If there’s one major obstacle in the way of Japan’s projected robo-utopia, it’s the country’s economic situation. Japan has been in a state of economic malaise for more than two decades, and memories of the robot-supported boom years are fading. Neither the companies likely to do the research nor the Japanese government are as flush with cash as they used to be.
One of Japan’s major strengths — its peacenik constitution — has also proved to be a weakness. In the United States, the massive military-industrial complex has marshalled resources to create some truly impressive machinery; drones, for example, have been developed to meet guaranteed demand from government agencies. In Japan, however, there is little co-ordination between different institutions and industries, explains Nishida of Kyoto University.
“People are just interested in working on small parts of the problem, rather than looking at the whole,” Nishida says. While some work on artificial intelligence, others are focussed on the outer physical appearance of robots. With co-ordination and plenty of funding, a fairly complete intelligent android could be built within the next decade or two, he says. Under current conditions, it will probably take longer.
But the consensus is that such robots are coming, and that they will most likely be made first in Japan.
Cheok, of Keio University, says he’s not convinced we’ll produce thinking, feeling, conscious robots until at least the middle of the century, if at all. But he is certain we’re heading towards a loving technological future.
Thanks to their Shinto beliefs, the Japanese have fewer cultural barriers standing in the way of forming close emotional bonds with machines. But as robots become smarter and better looking, he says many more people of other cultures will become ensnared.
“I think the thing is that we already develop bonding with not very intelligent beings. As a kid you might have kept a pet hamster or pet mouse. They’re not actually so intelligent. But I think that a kid can even cry when the hamster dies,” he says.
“I’m not a biologist. I don’t know why we developed empathy but I’m sure there’s an important evolutionary reason why we developed empathy. That empathy doesn’t just stop at human beings. We can develop empathy for small creatures and animals. I don’t think the leap is very far where you can develop empathy for robots.”
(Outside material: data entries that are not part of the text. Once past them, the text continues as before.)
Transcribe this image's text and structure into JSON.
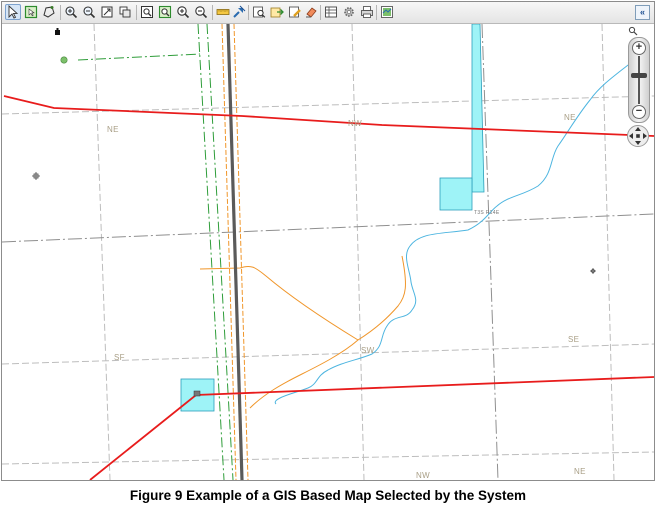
{
  "toolbar": {
    "buttons": [
      {
        "icon": "select-arrow-icon",
        "active": true
      },
      {
        "icon": "select-box-icon"
      },
      {
        "icon": "select-polygon-icon"
      },
      {
        "icon": "zoom-in-tool-icon"
      },
      {
        "icon": "zoom-out-tool-icon"
      },
      {
        "icon": "full-extent-icon"
      },
      {
        "icon": "pan-tool-icon"
      },
      {
        "icon": "zoom-window-icon"
      },
      {
        "icon": "zoom-selection-icon"
      },
      {
        "icon": "zoom-in-icon"
      },
      {
        "icon": "zoom-out-icon"
      },
      {
        "icon": "measure-icon"
      },
      {
        "icon": "identify-icon"
      },
      {
        "icon": "find-icon"
      },
      {
        "icon": "export-icon"
      },
      {
        "icon": "highlight-icon"
      },
      {
        "icon": "clear-icon"
      },
      {
        "icon": "table-icon"
      },
      {
        "icon": "settings-icon"
      },
      {
        "icon": "print-icon"
      },
      {
        "icon": "legend-icon"
      }
    ],
    "collapse_label": "«"
  },
  "map": {
    "labels": [
      {
        "id": "ne-1",
        "text": "NE"
      },
      {
        "id": "nw-1",
        "text": "NW"
      },
      {
        "id": "ne-2",
        "text": "NE"
      },
      {
        "id": "township",
        "text": "T3S R14E"
      },
      {
        "id": "sf",
        "text": "SF"
      },
      {
        "id": "sw",
        "text": "SW"
      },
      {
        "id": "se",
        "text": "SE"
      },
      {
        "id": "nw-2",
        "text": "NW"
      },
      {
        "id": "ne-3",
        "text": "NE"
      }
    ],
    "colors": {
      "pipeline": "#e81c1c",
      "stream": "#4db5e0",
      "water_body": "#9ef3f7",
      "road": "#555555",
      "orange_line": "#f0962a",
      "green_line": "#2f9d3a",
      "grid": "#b4b4b4"
    }
  },
  "zoom": {
    "search_icon": "magnifier-icon",
    "plus_label": "+",
    "minus_label": "−",
    "level": 0.6
  },
  "caption": "Figure 9 Example of a GIS Based Map Selected by the System"
}
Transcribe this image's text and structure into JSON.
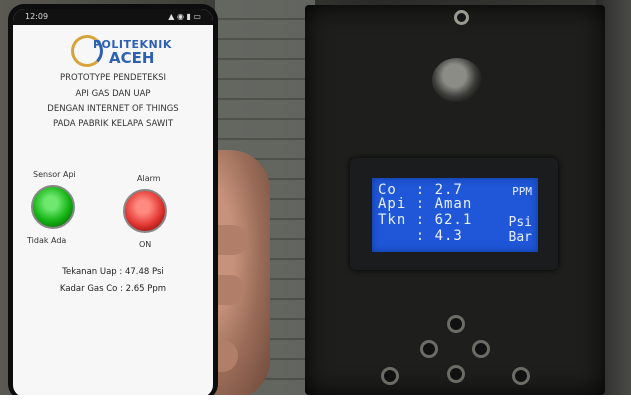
{
  "phone": {
    "status_time": "12:09",
    "status_icons": "▲ ◉ ▮ ▭",
    "logo_line1": "POLITEKNIK",
    "logo_line2": "ACEH",
    "title_lines": [
      "PROTOTYPE PENDETEKSI",
      "API GAS DAN UAP",
      "DENGAN INTERNET OF THINGS",
      "PADA PABRIK KELAPA SAWIT"
    ],
    "sensor_label": "Sensor Api",
    "sensor_state": "Tidak Ada",
    "alarm_label": "Alarm",
    "alarm_state": "ON",
    "pressure_reading": "Tekanan Uap : 47.48 Psi",
    "gas_reading": "Kadar Gas Co : 2.65 Ppm"
  },
  "lcd": {
    "rows": [
      {
        "text": "Co  : 2.7",
        "unit": "PPM"
      },
      {
        "text": "Api : Aman",
        "unit": ""
      },
      {
        "text": "Tkn : 62.1",
        "unit": "Psi"
      },
      {
        "text": "    : 4.3",
        "unit": "Bar"
      }
    ]
  },
  "colors": {
    "lcd_bg": "#1f57d8",
    "lamp_green": "#16b516",
    "lamp_red": "#e53935",
    "logo_blue": "#2d5fb3"
  }
}
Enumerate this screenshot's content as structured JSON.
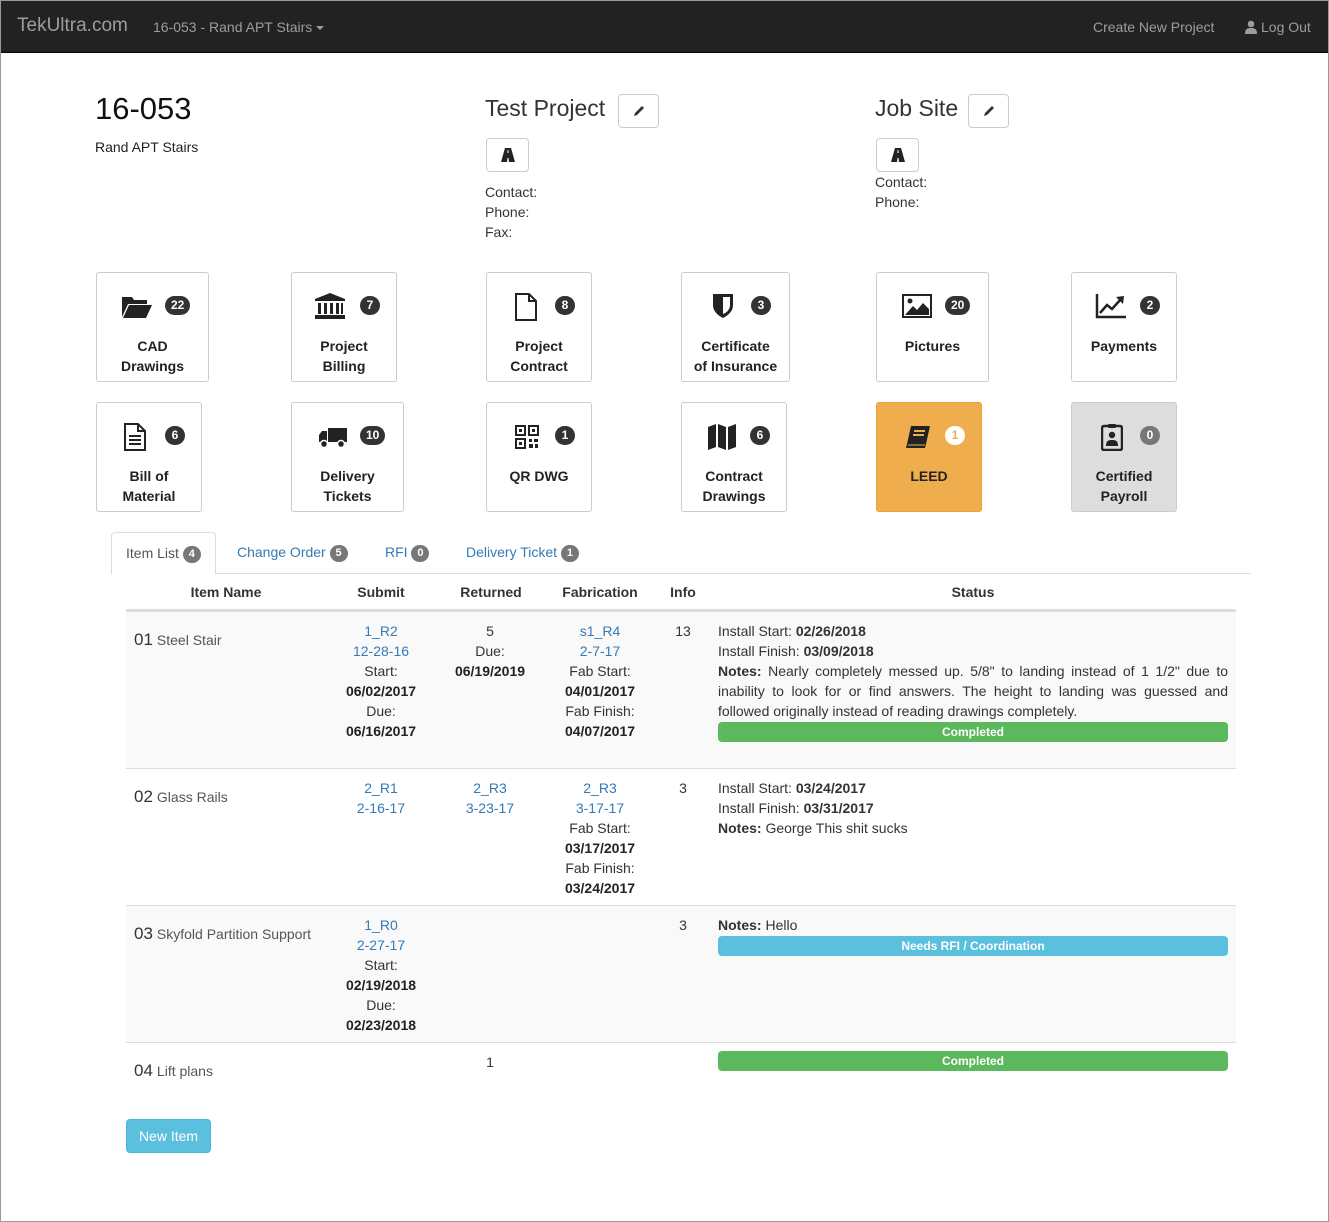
{
  "nav": {
    "brand": "TekUltra.com",
    "project_select": "16-053 - Rand APT Stairs",
    "create_project": "Create New Project",
    "logout": "Log Out"
  },
  "job": {
    "number": "16-053",
    "name": "Rand APT Stairs"
  },
  "test_project": {
    "title": "Test Project",
    "contact": "Contact:",
    "phone": "Phone:",
    "fax": "Fax:"
  },
  "job_site": {
    "title": "Job Site",
    "contact": "Contact:",
    "phone": "Phone:"
  },
  "tiles": [
    {
      "line1": "CAD",
      "line2": "Drawings",
      "count": "22",
      "icon": "folder-open-icon"
    },
    {
      "line1": "Project",
      "line2": "Billing",
      "count": "7",
      "icon": "bank-icon"
    },
    {
      "line1": "Project",
      "line2": "Contract",
      "count": "8",
      "icon": "file-icon"
    },
    {
      "line1": "Certificate",
      "line2": "of Insurance",
      "count": "3",
      "icon": "shield-icon"
    },
    {
      "line1": "Pictures",
      "line2": "",
      "count": "20",
      "icon": "picture-icon"
    },
    {
      "line1": "Payments",
      "line2": "",
      "count": "2",
      "icon": "trend-up-icon"
    },
    {
      "line1": "Bill of",
      "line2": "Material",
      "count": "6",
      "icon": "document-icon"
    },
    {
      "line1": "Delivery",
      "line2": "Tickets",
      "count": "10",
      "icon": "truck-icon"
    },
    {
      "line1": "QR DWG",
      "line2": "",
      "count": "1",
      "icon": "qrcode-icon"
    },
    {
      "line1": "Contract",
      "line2": "Drawings",
      "count": "6",
      "icon": "map-icon"
    },
    {
      "line1": "LEED",
      "line2": "",
      "count": "1",
      "icon": "book-icon",
      "color": "#f0ad4e"
    },
    {
      "line1": "Certified",
      "line2": "Payroll",
      "count": "0",
      "icon": "id-badge-icon",
      "color": "#dddddd"
    }
  ],
  "tabs": [
    {
      "label": "Item List",
      "count": "4"
    },
    {
      "label": "Change Order",
      "count": "5"
    },
    {
      "label": "RFI",
      "count": "0"
    },
    {
      "label": "Delivery Ticket",
      "count": "1"
    }
  ],
  "table": {
    "headers": [
      "Item Name",
      "Submit",
      "Returned",
      "Fabrication",
      "Info",
      "Status"
    ],
    "rows": [
      {
        "num": "01",
        "name": "Steel Stair",
        "submit": {
          "link1": "1_R2",
          "link2": "12-28-16",
          "start_label": "Start:",
          "start": "06/02/2017",
          "due_label": "Due:",
          "due": "06/16/2017"
        },
        "returned": {
          "value": "5",
          "due_label": "Due:",
          "due": "06/19/2019"
        },
        "fab": {
          "link1": "s1_R4",
          "link2": "2-7-17",
          "start_label": "Fab Start:",
          "start": "04/01/2017",
          "finish_label": "Fab Finish:",
          "finish": "04/07/2017"
        },
        "info": "13",
        "status": {
          "install_start_label": "Install Start:",
          "install_start": "02/26/2018",
          "install_finish_label": "Install Finish:",
          "install_finish": "03/09/2018",
          "notes_label": "Notes:",
          "notes": "Nearly completely messed up. 5/8\" to landing instead of 1 1/2\" due to inability to look for or find answers. The height to landing was guessed and followed originally instead of reading drawings completely.",
          "bar": "Completed",
          "bar_color": "#5cb85c"
        }
      },
      {
        "num": "02",
        "name": "Glass Rails",
        "submit": {
          "link1": "2_R1",
          "link2": "2-16-17"
        },
        "returned": {
          "link1": "2_R3",
          "link2": "3-23-17"
        },
        "fab": {
          "link1": "2_R3",
          "link2": "3-17-17",
          "start_label": "Fab Start:",
          "start": "03/17/2017",
          "finish_label": "Fab Finish:",
          "finish": "03/24/2017"
        },
        "info": "3",
        "status": {
          "install_start_label": "Install Start:",
          "install_start": "03/24/2017",
          "install_finish_label": "Install Finish:",
          "install_finish": "03/31/2017",
          "notes_label": "Notes:",
          "notes": "George This shit sucks"
        }
      },
      {
        "num": "03",
        "name": "Skyfold Partition Support",
        "submit": {
          "link1": "1_R0",
          "link2": "2-27-17",
          "start_label": "Start:",
          "start": "02/19/2018",
          "due_label": "Due:",
          "due": "02/23/2018"
        },
        "info": "3",
        "status": {
          "notes_label": "Notes:",
          "notes": "Hello",
          "bar": "Needs RFI / Coordination",
          "bar_color": "#5bc0de"
        }
      },
      {
        "num": "04",
        "name": "Lift plans",
        "returned": {
          "value": "1"
        },
        "status": {
          "bar": "Completed",
          "bar_color": "#5cb85c"
        }
      }
    ]
  },
  "new_item_button": "New Item"
}
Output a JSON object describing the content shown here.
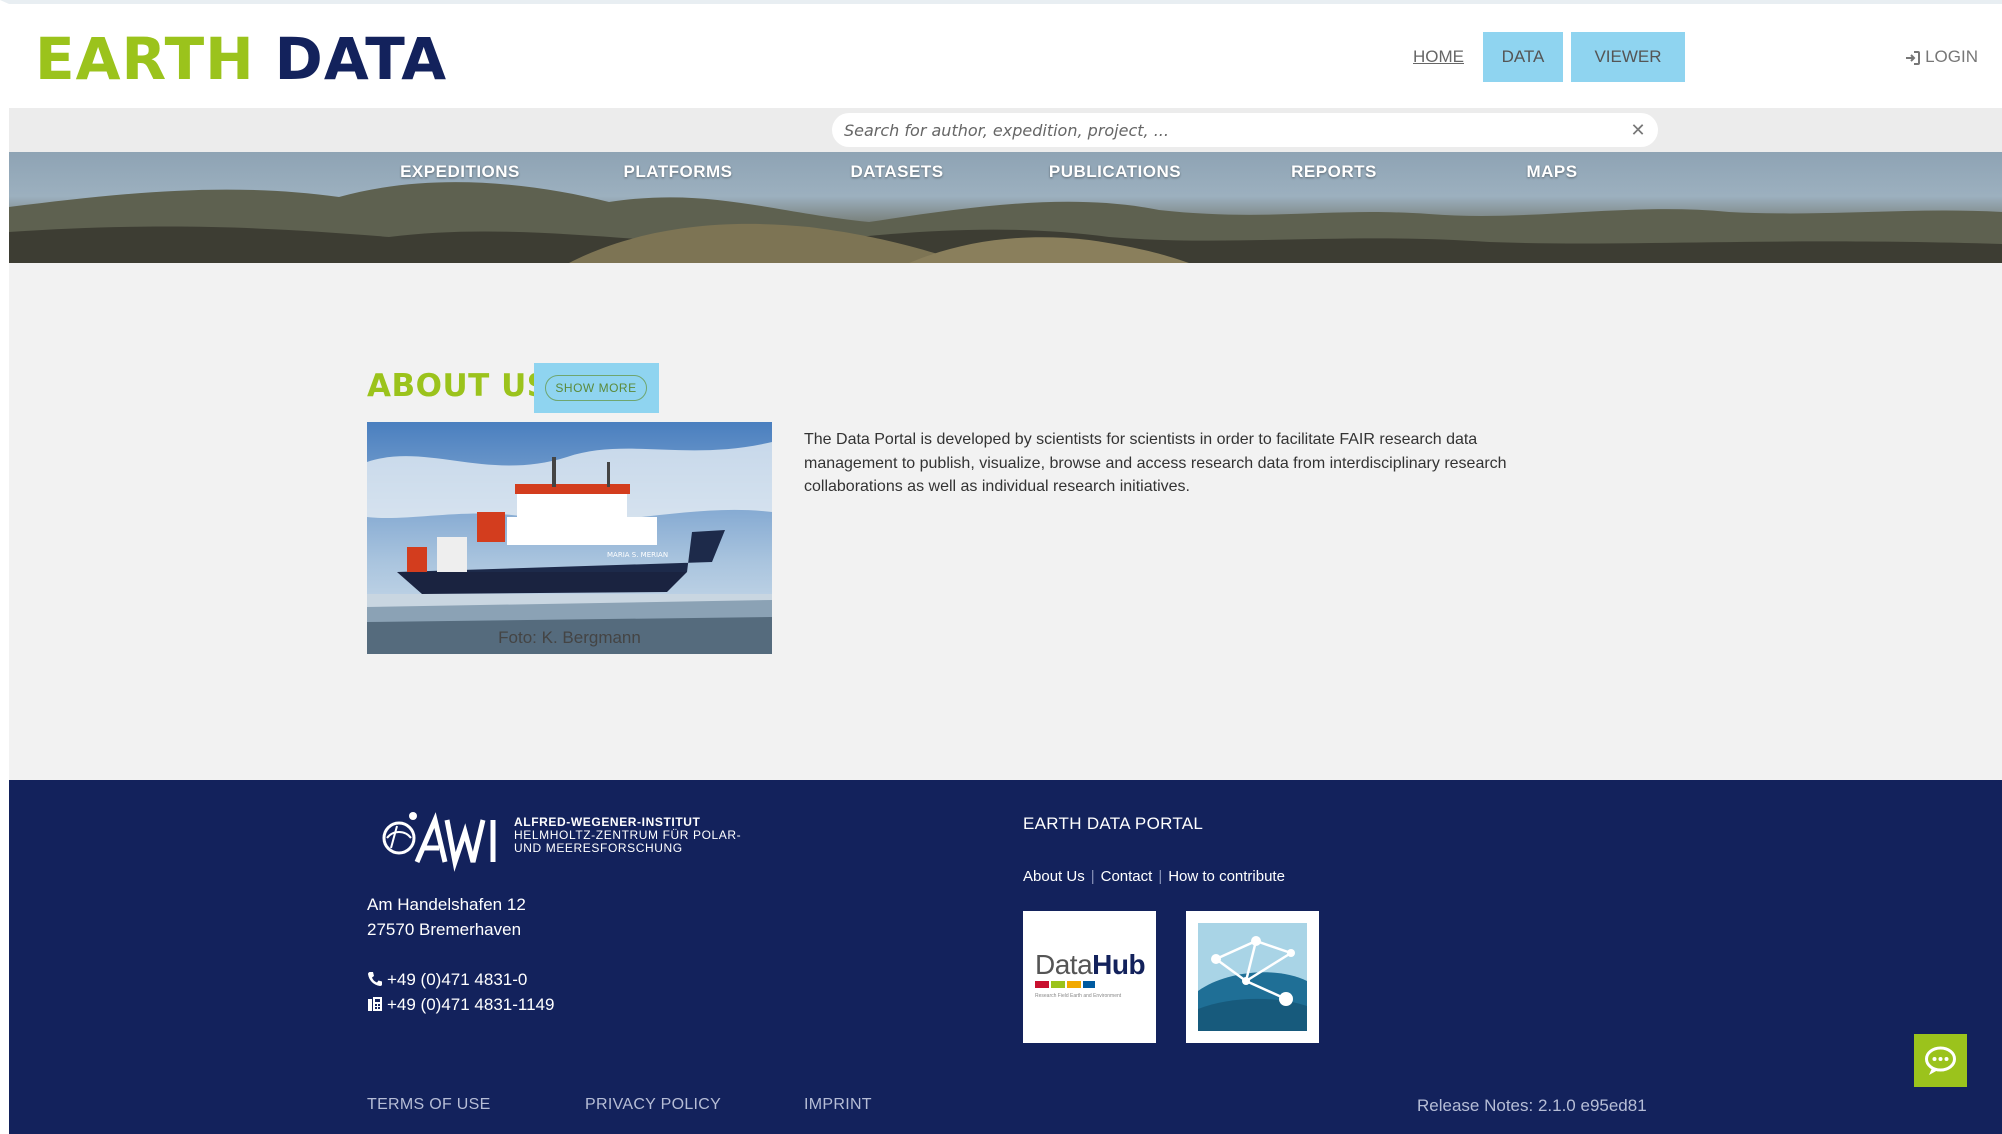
{
  "header": {
    "logo_earth": "EARTH",
    "logo_data": "DATA",
    "nav": {
      "home": "HOME",
      "data": "DATA",
      "viewer": "VIEWER"
    },
    "login": "LOGIN"
  },
  "search": {
    "placeholder": "Search for author, expedition, project, ...",
    "value": "",
    "clear_icon": "close-icon"
  },
  "categories": [
    "EXPEDITIONS",
    "PLATFORMS",
    "DATASETS",
    "PUBLICATIONS",
    "REPORTS",
    "MAPS"
  ],
  "about": {
    "title": "ABOUT US",
    "show_more": "SHOW MORE",
    "photo_caption": "Foto: K. Bergmann",
    "ship_name": "MARIA S. MERIAN",
    "text": "The Data Portal is developed by scientists for scientists in order to facilitate FAIR research data management to publish, visualize, browse and access research data from interdisciplinary research collaborations as well as individual research initiatives."
  },
  "footer": {
    "institute": {
      "line1": "ALFRED-WEGENER-INSTITUT",
      "line2": "HELMHOLTZ-ZENTRUM FÜR POLAR-",
      "line3": "UND MEERESFORSCHUNG"
    },
    "address": {
      "street": "Am Handelshafen 12",
      "city": "27570 Bremerhaven"
    },
    "phone": "+49 (0)471 4831-0",
    "fax": "+49 (0)471 4831-1149",
    "portal_title": "EARTH DATA PORTAL",
    "portal_links": {
      "about": "About Us",
      "contact": "Contact",
      "contribute": "How to contribute"
    },
    "datahub": {
      "name_a": "Data",
      "name_b": "Hub",
      "subtitle": "Research Field Earth and Environment"
    },
    "bottom_links": {
      "terms": "TERMS OF USE",
      "privacy": "PRIVACY POLICY",
      "imprint": "IMPRINT"
    },
    "release": "Release Notes: 2.1.0 e95ed81"
  },
  "colors": {
    "brand_green": "#9bc31c",
    "brand_navy": "#13225c",
    "nav_button": "#8fd4f0"
  }
}
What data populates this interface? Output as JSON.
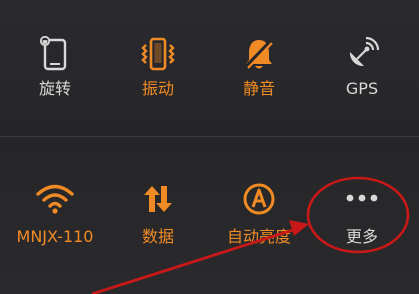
{
  "colors": {
    "accent": "#f08a24",
    "inactive": "#d8d8d8",
    "background": "#26262a",
    "annotation": "#c81818"
  },
  "toggles_row1": [
    {
      "label": "旋转",
      "icon": "rotation-lock-icon",
      "active": false
    },
    {
      "label": "振动",
      "icon": "vibrate-icon",
      "active": true
    },
    {
      "label": "静音",
      "icon": "mute-bell-icon",
      "active": true
    },
    {
      "label": "GPS",
      "icon": "gps-satellite-icon",
      "active": false
    }
  ],
  "toggles_row2": [
    {
      "label": "MNJX-110",
      "icon": "wifi-icon",
      "active": true
    },
    {
      "label": "数据",
      "icon": "mobile-data-icon",
      "active": true
    },
    {
      "label": "自动亮度",
      "icon": "auto-brightness-icon",
      "active": true
    },
    {
      "label": "更多",
      "icon": "more-dots-icon",
      "active": false
    }
  ]
}
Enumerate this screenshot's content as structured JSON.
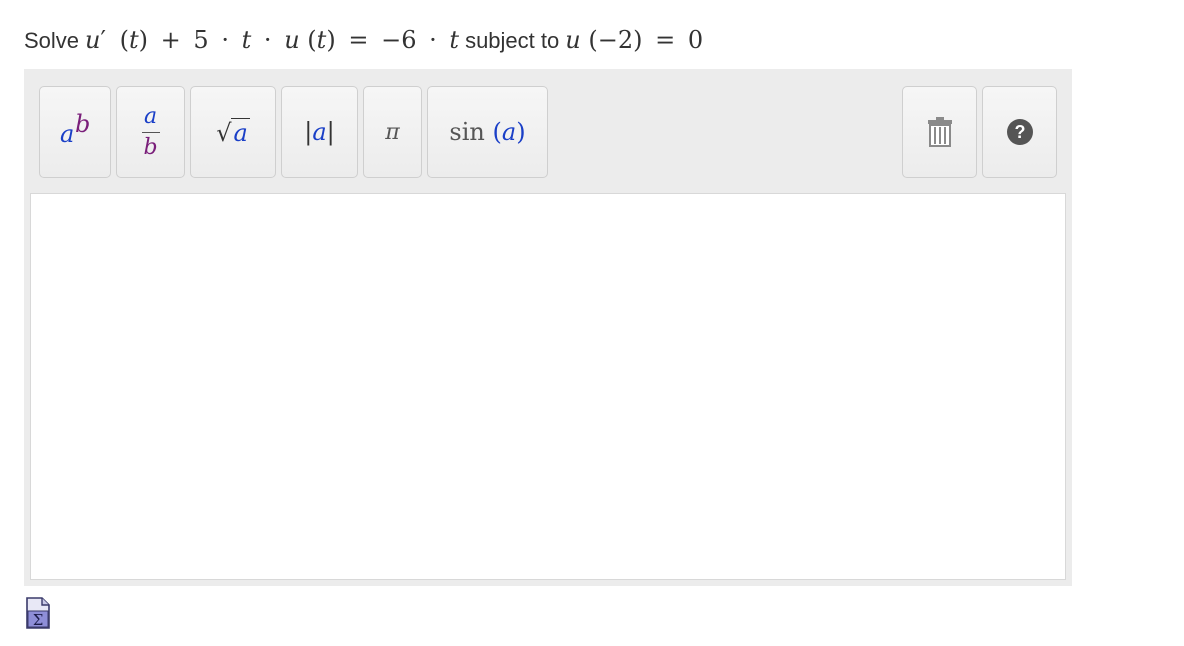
{
  "question": {
    "prefix": "Solve",
    "equation": {
      "lhs_fn": "u",
      "prime": "′",
      "arg_open": "(",
      "arg": "t",
      "arg_close": ")",
      "plus": "+",
      "coef": "5",
      "dot1": "·",
      "var_t1": "t",
      "dot2": "·",
      "u2": "u",
      "arg2_open": "(",
      "arg2": "t",
      "arg2_close": ")",
      "equals": "=",
      "rhs_coef": "−6",
      "dot3": "·",
      "rhs_var": "t"
    },
    "connector": "subject to",
    "condition": {
      "fn": "u",
      "open": "(",
      "arg": "−2",
      "close": ")",
      "equals": "=",
      "value": "0"
    }
  },
  "toolbar": {
    "power": {
      "base": "a",
      "exponent": "b"
    },
    "fraction": {
      "numerator": "a",
      "denominator": "b"
    },
    "sqrt": {
      "radical": "√",
      "radicand": "a"
    },
    "abs": {
      "left_bar": "|",
      "content": "a",
      "right_bar": "|"
    },
    "pi": {
      "symbol": "π"
    },
    "sin": {
      "fn": "sin",
      "open": "(",
      "arg": "a",
      "close": ")"
    },
    "trash_icon": "trash-icon",
    "help_icon": "help-icon"
  },
  "colors": {
    "variable_a": "#1a3fc7",
    "variable_b": "#7a1f7a",
    "panel_bg": "#ececec",
    "help_circle": "#555555"
  },
  "formula_icon": "sigma-document-icon"
}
World Economic Forum 2012 – A Game Changing Year (by YGL Alumni). Young Global Leader Adrian David Cheok is interviewed about Augmented Reality as a Game Changer in 2012. Other interviewees in the video include Aung San Suu Kyi, Ian Solomon (World Bank), Jimmy Wales (Wikipedia), Salman Khan (Khan Academy),
Extract: With the continuous advancements in computing and media, technology has widened to include multi-sensory experiences in remote interactions. Using electrical, thermal, and magnetic stimulation technologies we are currently experimenting on reproducing smell and taste sensations digitally. As a fundamental aim of this research, we will develop novel user interfaces that empower people’s life with digitized taste and smell communication capabilities. This research will generate important avenues for further research areas using smell and taste based interactions and new media. As the ultimate goal of this project we will develop devices which could actuate taste and smell sensations digitally through the Internet.
We will need to develop new protocols to codify these sensations as well as how to transmit them over the internet. New interfaces for how to send and receive these kinds of sensations will have to be designed. We hope that this will open the doors to new paradigms in human-computer interface design and new fields of research in academia.